Seeing their grandkids — 4-year-old Tucker and 2-year-old Tate — every day is a big perk of this life.
While the concerns are serious, the people at the heart of it aren’t complaining, observes Father Pat Sullivan, pastor of St. Columbkille, Annunciation, and St. Monica-St. Elizabeth Parish in Blue Rapids.
He finds it humbling to live in the midst of farmers, who basically feed the world.
The people plow forward with the attitude: “It’s another day, and we’ll get through it.”
“You’ve just got to have faith, I guess,” said Gus Sandmann, an 84-year-old parishioner of St. Monica-St. Elizabeth, who farmed for decades before retiring in 1990.

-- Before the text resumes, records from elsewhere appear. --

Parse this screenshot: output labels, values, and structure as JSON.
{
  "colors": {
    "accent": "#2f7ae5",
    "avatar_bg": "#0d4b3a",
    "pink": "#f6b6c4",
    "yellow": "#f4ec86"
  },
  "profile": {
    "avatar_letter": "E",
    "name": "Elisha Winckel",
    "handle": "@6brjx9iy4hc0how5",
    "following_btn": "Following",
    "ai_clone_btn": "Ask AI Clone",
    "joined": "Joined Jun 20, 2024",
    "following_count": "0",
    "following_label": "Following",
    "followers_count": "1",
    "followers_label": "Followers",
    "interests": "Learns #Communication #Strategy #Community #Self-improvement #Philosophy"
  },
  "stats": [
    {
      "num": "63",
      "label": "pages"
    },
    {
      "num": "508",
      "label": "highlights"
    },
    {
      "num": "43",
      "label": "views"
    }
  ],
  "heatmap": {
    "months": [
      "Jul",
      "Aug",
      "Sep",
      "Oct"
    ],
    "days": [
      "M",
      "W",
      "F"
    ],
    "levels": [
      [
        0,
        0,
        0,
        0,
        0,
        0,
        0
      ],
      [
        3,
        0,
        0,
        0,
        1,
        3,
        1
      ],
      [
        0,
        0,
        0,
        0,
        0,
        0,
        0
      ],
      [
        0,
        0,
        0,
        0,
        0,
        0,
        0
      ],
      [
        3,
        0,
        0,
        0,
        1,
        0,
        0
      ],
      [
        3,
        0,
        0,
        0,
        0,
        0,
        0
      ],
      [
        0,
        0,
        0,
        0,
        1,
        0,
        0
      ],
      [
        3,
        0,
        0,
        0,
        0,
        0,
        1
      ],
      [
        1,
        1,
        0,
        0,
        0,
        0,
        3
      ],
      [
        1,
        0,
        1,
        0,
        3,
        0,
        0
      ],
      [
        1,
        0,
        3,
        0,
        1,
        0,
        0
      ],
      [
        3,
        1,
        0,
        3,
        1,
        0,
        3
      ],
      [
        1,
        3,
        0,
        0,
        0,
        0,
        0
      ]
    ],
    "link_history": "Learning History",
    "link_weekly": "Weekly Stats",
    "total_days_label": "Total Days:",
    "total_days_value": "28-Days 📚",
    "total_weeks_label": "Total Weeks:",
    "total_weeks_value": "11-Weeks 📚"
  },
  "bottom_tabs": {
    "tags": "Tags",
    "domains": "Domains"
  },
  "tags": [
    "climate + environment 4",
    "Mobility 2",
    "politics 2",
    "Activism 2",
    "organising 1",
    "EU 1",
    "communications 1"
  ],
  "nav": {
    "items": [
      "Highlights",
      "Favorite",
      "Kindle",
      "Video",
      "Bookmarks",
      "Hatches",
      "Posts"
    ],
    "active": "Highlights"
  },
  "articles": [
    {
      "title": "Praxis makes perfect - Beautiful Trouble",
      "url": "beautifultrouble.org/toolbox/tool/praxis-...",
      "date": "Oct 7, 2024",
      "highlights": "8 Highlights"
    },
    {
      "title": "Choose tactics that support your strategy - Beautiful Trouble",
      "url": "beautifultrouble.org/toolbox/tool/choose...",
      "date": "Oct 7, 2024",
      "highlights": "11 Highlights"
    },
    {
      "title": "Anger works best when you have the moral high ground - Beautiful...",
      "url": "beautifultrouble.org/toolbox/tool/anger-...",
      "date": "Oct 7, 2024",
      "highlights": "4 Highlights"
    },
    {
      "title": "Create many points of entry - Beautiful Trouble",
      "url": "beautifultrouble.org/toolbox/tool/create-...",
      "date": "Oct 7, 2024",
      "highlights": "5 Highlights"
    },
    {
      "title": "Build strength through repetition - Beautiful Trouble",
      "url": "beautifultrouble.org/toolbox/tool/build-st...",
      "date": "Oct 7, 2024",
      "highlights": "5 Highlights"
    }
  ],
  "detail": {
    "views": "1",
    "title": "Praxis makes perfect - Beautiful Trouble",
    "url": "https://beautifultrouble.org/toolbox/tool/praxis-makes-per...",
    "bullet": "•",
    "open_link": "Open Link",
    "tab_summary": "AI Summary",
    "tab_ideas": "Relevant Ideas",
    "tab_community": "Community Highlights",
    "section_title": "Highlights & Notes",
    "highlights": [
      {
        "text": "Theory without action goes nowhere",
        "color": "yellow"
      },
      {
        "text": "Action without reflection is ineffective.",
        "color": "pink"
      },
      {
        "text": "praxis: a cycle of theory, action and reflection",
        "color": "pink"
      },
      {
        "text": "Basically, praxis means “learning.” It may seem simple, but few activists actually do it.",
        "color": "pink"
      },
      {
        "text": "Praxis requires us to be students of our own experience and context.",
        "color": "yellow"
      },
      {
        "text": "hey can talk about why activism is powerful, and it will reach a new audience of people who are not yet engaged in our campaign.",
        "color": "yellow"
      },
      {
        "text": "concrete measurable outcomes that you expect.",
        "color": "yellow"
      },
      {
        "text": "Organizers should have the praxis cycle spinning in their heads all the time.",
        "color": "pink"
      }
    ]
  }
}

Good years outnumbered bad, but he farmed through droughts — including a bad one in 1956 — as well as bitter winters and other life turns.
His hardest time wasn’t even during the years spent working in the fields. It was after his wife JoAnn got sick. She died in 2007.
Some of the couple’s happiest times came when their seven kids were little and playing in the fields — plus the years of harvesting bumper crops.
As always in farming, good crop or bad, Sandmann played the hand he was dealt.
“You lived according to your means until another crop,” he said. “And sometimes, well, you just didn’t get as many nice things. We always got along and had plenty to eat.”
It’s a life where neighbors look after neighbors — a dozen combines came rolling in to cut his wheat the summer after his heart attack in 1972, recalls Sandmann — and that sense of community remains.
Sandmann doesn’t envy the farmers out there today dealing with the heat or the prices, although one of his sons still farms full time and his daughter and her husband part time.
He still prays for rain.
“You just hope and pray that the good Lord will take care of you, which he does — sometimes in mysterious ways,” he said.
Faith on the farm
“If you don’t have faith in this business, I would imagine it would be difficult to make it,” said Lisa Moser.
Father Sullivan first learned the importance of rain when he was named administrator of three parishes in rural northern Kansas two years ago.
Nothing put it in perspective like the parish picnic of 2011, when dark clouds threatened to drench the festivities.
Parishioners instantly rejected his suggestion that they pray for the rain to hold off.
“Everybody looked at me and they were, like, ‘No, Father, no.
“‘We want everything out here to get soaked.’”
When the rains came, they happily moved the picnic inside.
Rain doesn’t ruin a weekend, Father Sullivan learned. It’s cause for celebration.
The young priest was a quick study.
Now Father Sullivan blesses fields. His congregations pray for rain during Mass. This summer he offered a Mass in Lillis specifically focusing on rain, and about 100 people attended.
Like Father Sullivan, Father Mendem often thinks now more like a farmer, especially in light of the devastating drought.
“Maybe our souls are as dry as our grounds are,” he said, and people’s souls are thirsting for God. This is an opportunity to depend on God and to be close to him. It is also a time to bring everyone together.
“We live in hope,” Father Mendem said. “We are hoping.”
If there is a silver lining to the drought, Stowell believes it might be a growth spurt in faith.
In agriculture, people generally do “too well” or “not well at all.”
“When things are too well, we maybe forget about the small things in life that are important,” he said.
If things were good all the time, people might actually lose faith, he reasons.
“If there were a plus to these kinds of situations,” he concluded, it might be that “it actually draws us together and reminds us who we really are.”